Records for this exercise: Begin
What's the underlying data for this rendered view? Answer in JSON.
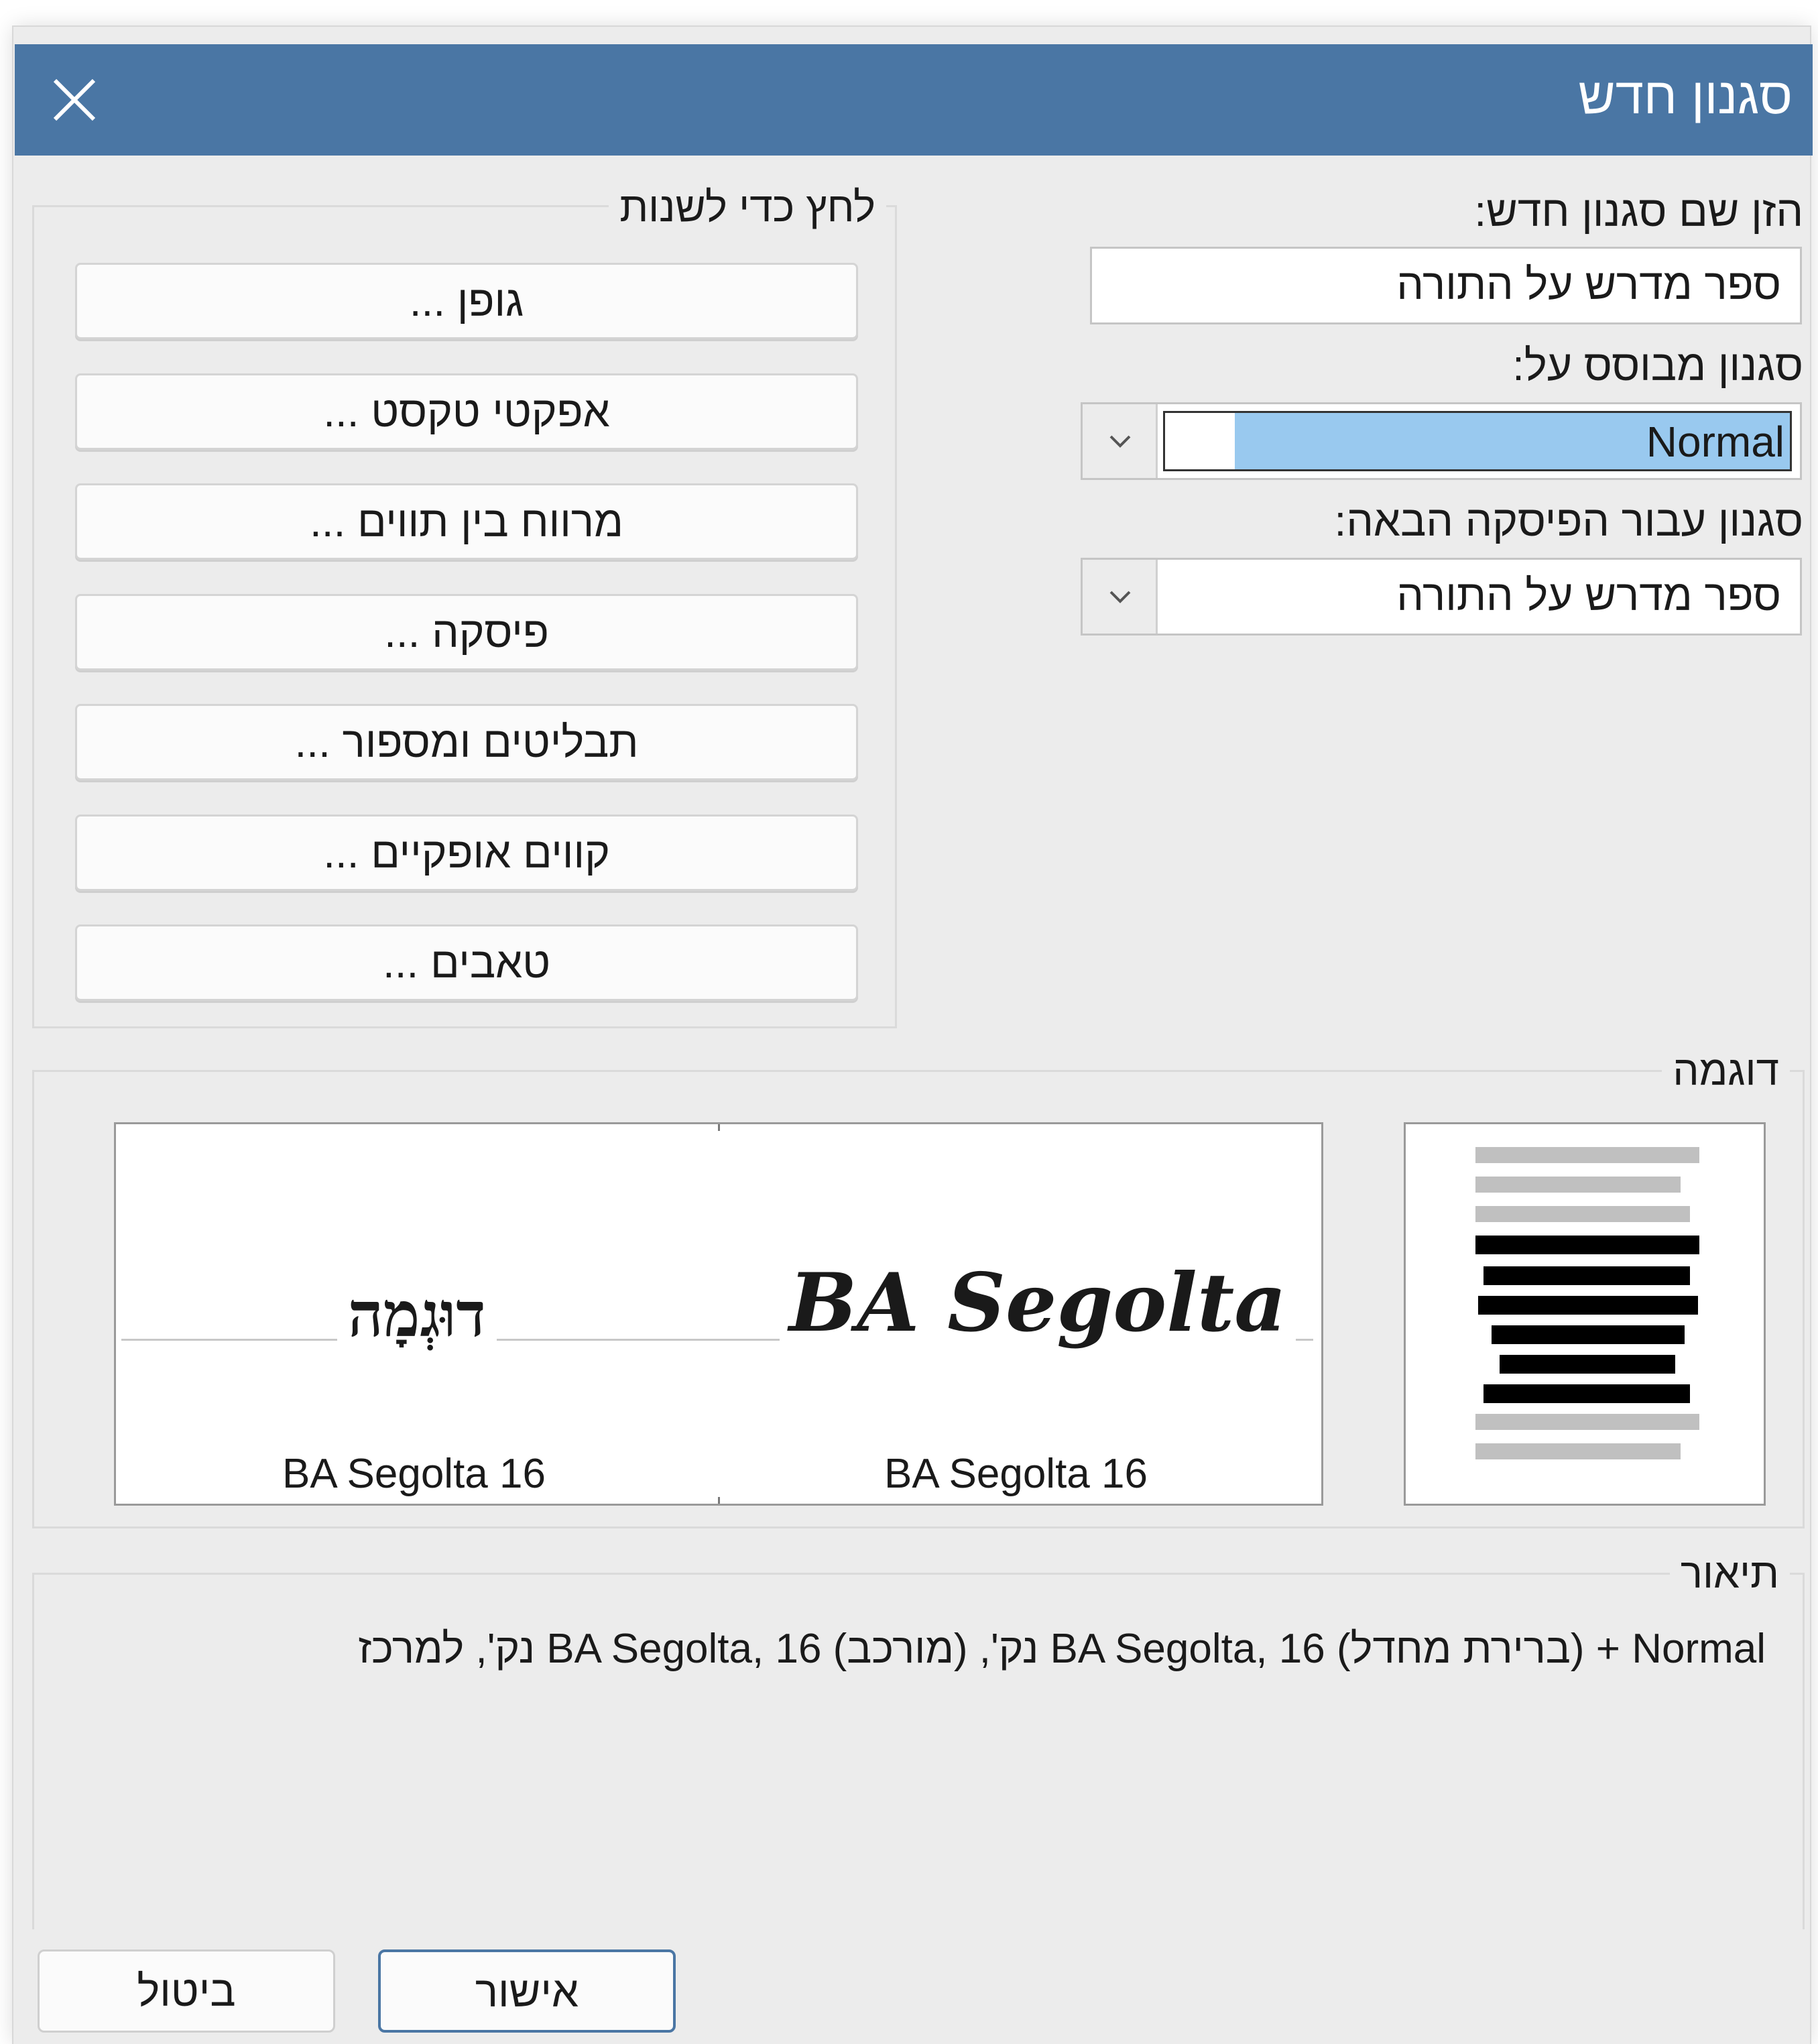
{
  "window": {
    "title": "סגנון חדש"
  },
  "form": {
    "name_label": "הזן שם סגנון חדש:",
    "name_value": "ספר מדרש על התורה",
    "based_on_label": "סגנון מבוסס על:",
    "based_on_value": "Normal",
    "next_style_label": "סגנון עבור הפיסקה הבאה:",
    "next_style_value": "ספר מדרש על התורה"
  },
  "modify_group": {
    "legend": "לחץ כדי לשנות",
    "buttons": [
      {
        "label": "גופן ..."
      },
      {
        "label": "אפקטי טקסט ..."
      },
      {
        "label": "מרווח בין תווים ..."
      },
      {
        "label": "פיסקה ..."
      },
      {
        "label": "תבליטים ומספור ..."
      },
      {
        "label": "קווים אופקיים ..."
      },
      {
        "label": "טאבים ..."
      }
    ]
  },
  "sample": {
    "legend": "דוגמה",
    "latin_sample_text": "BA Segolta",
    "latin_font_label": "BA Segolta 16",
    "hebrew_sample_text": "דוּגְמָה",
    "hebrew_font_label": "BA Segolta 16"
  },
  "description": {
    "legend": "תיאור",
    "text": "Normal + (ברירת מחדל) BA Segolta, 16 נק', (מורכב) BA Segolta, 16 נק', למרכז"
  },
  "footer": {
    "ok_label": "אישור",
    "cancel_label": "ביטול"
  },
  "colors": {
    "titlebar": "#4a76a4",
    "selection": "#99c9ef",
    "ok_border": "#4a76a4"
  }
}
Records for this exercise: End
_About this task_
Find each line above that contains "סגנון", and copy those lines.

_Result for this exercise_
    "title": "סגנון חדש"
    "name_label": "הזן שם סגנון חדש:",
    "based_on_label": "סגנון מבוסס על:",
    "next_style_label": "סגנון עבור הפיסקה הבאה:",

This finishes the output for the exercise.